It’s Monday, a.k.a. the tenth day I’ve had a cast on my foot. Yes, it’s actually broken, and yes, I did it falling down the stairs in our own home.
The negatives of a foot cast are pretty obvious, as are the positives. At work, I got out of our annual faculty retreat. At home, my husband is now in charge of food, cleaning, and transportation.
Most importantly, being incapacitated has shed light on my real role in the household, which can be best described as “well-dressed house elf.” For those of you familiar with Harry Potter, I’m more like the hostile slave Kreacher than the sycophantic Dobby.
Here are some recent comments from my children:
“You are a Bad Mommy because you fell down the stairs”
“Your broken foot is terrible. Now no one gets my things for me!”
My children have been very sweet and helpful, but sometimes they cannot contain their frustration. They are unnerved that I am lying on the couch instead of scuttling madly from one room to the next, doing my normal retrieving, depositing, exchanging, and adjusting of books, sports equipment, art projects, stray coins, furniture, toys, homework, etc., etc., etc. This morning one of them began to ask for something, then suddenly stopped, realizing the futility of the situation. Then—and this is the amazing thing—this child independently located the object of desire: sidewalk chalk.

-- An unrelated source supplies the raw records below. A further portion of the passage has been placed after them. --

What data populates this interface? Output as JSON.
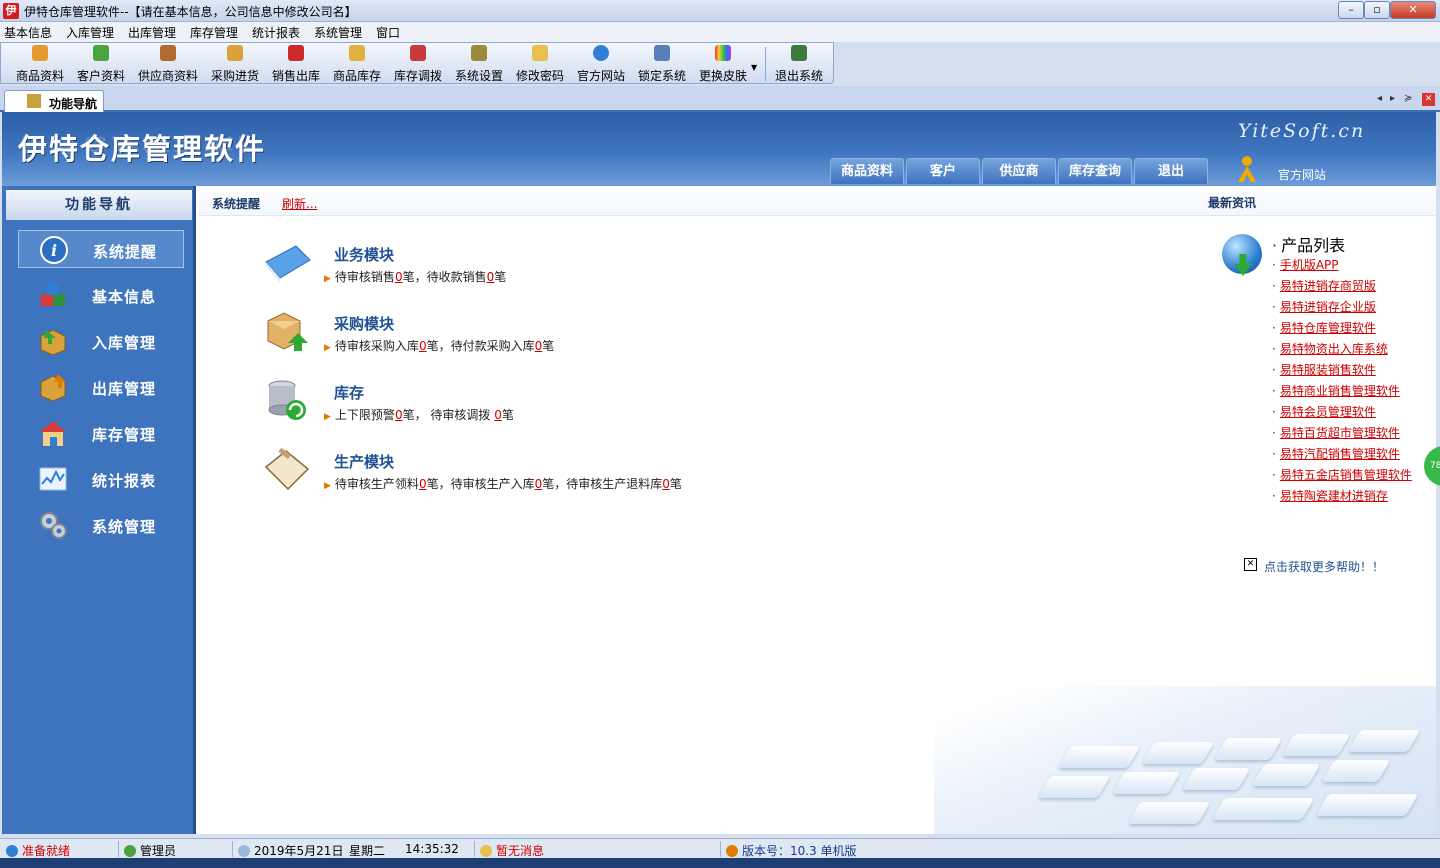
{
  "window": {
    "app_icon": "伊",
    "title": "伊特仓库管理软件--【请在基本信息，公司信息中修改公司名】",
    "min": "–",
    "max": "▫",
    "close": "✕"
  },
  "menu": [
    "基本信息",
    "入库管理",
    "出库管理",
    "库存管理",
    "统计报表",
    "系统管理",
    "窗口"
  ],
  "toolbar": [
    {
      "label": "商品资料",
      "icon": "product-icon",
      "color": "#e49b2f"
    },
    {
      "label": "客户资料",
      "icon": "customer-icon",
      "color": "#4aa33d"
    },
    {
      "label": "供应商资料",
      "icon": "supplier-icon",
      "color": "#b56a33"
    },
    {
      "label": "采购进货",
      "icon": "purchase-icon",
      "color": "#d9a23a"
    },
    {
      "label": "销售出库",
      "icon": "sale-icon",
      "color": "#cc2a2a"
    },
    {
      "label": "商品库存",
      "icon": "stock-icon",
      "color": "#e0b040"
    },
    {
      "label": "库存调拨",
      "icon": "transfer-icon",
      "color": "#c83b3b"
    },
    {
      "label": "系统设置",
      "icon": "settings-icon",
      "color": "#9a8a3a"
    },
    {
      "label": "修改密码",
      "icon": "password-icon",
      "color": "#e8c050"
    },
    {
      "label": "官方网站",
      "icon": "ie-icon",
      "color": "#2f7fd6"
    },
    {
      "label": "锁定系统",
      "icon": "lock-icon",
      "color": "#5a7fb8"
    },
    {
      "label": "更换皮肤",
      "icon": "skin-icon",
      "color": "#b050c0"
    },
    {
      "label": "退出系统",
      "icon": "exit-icon",
      "color": "#3d7a3d"
    }
  ],
  "tabstrip": {
    "tab_label": "功能导航",
    "prev": "◂",
    "next": "▸",
    "more": "≽",
    "close": "✕"
  },
  "banner": {
    "title": "伊特仓库管理软件",
    "brand": "YiteSoft.cn",
    "nav_tabs": [
      "商品资料",
      "客户",
      "供应商",
      "库存查询",
      "退出"
    ],
    "site_link": "官方网站"
  },
  "sidebar": {
    "header": "功能导航",
    "items": [
      {
        "label": "系统提醒",
        "icon": "info-icon",
        "active": true
      },
      {
        "label": "基本信息",
        "icon": "cubes-icon",
        "active": false
      },
      {
        "label": "入库管理",
        "icon": "inbound-box-icon",
        "active": false
      },
      {
        "label": "出库管理",
        "icon": "outbound-box-icon",
        "active": false
      },
      {
        "label": "库存管理",
        "icon": "warehouse-icon",
        "active": false
      },
      {
        "label": "统计报表",
        "icon": "chart-icon",
        "active": false
      },
      {
        "label": "系统管理",
        "icon": "gears-icon",
        "active": false
      }
    ]
  },
  "content": {
    "bar_title": "系统提醒",
    "refresh": "刷新...",
    "news_title": "最新资讯",
    "modules": [
      {
        "name": "业务模块",
        "icon": "book-icon",
        "parts": [
          "待审核销售",
          "0",
          "笔，待收款销售",
          "0",
          "笔"
        ]
      },
      {
        "name": "采购模块",
        "icon": "box-upload-icon",
        "parts": [
          "待审核采购入库",
          "0",
          "笔，待付款采购入库",
          "0",
          "笔"
        ]
      },
      {
        "name": "库存",
        "icon": "database-icon",
        "parts": [
          "上下限预警",
          "0",
          "笔，   待审核调拨 ",
          "0",
          "笔"
        ]
      },
      {
        "name": "生产模块",
        "icon": "clipboard-icon",
        "parts": [
          "待审核生产领料",
          "0",
          "笔，待审核生产入库",
          "0",
          "笔，待审核生产退料库",
          "0",
          "笔"
        ]
      }
    ],
    "product_list_title": "产品列表",
    "products": [
      "手机版APP",
      "易特进销存商贸版",
      "易特进销存企业版",
      "易特仓库管理软件",
      "易特物资出入库系统",
      "易特服装销售软件",
      "易特商业销售管理软件",
      "易特会员管理软件",
      "易特百货超市管理软件",
      "易特汽配销售管理软件",
      "易特五金店销售管理软件",
      "易特陶瓷建材进销存"
    ],
    "help_icon": "✕",
    "help_link": "点击获取更多帮助！！",
    "edge_badge": "78"
  },
  "status": {
    "ready": "准备就绪",
    "user": "管理员",
    "date": "2019年5月21日",
    "weekday": "星期二",
    "time": "14:35:32",
    "message": "暂无消息",
    "version": "版本号：10.3 单机版"
  },
  "colors": {
    "accent": "#3e74bd",
    "link_red": "#d10000",
    "title_blue": "#1f5294"
  }
}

Here’s the best thing about having a broken foot: it is a character building experience for my children. As for me, it’s a wake-up call that my dumbest move wasn’t falling down the stairs; it was not taking this tumble years ago.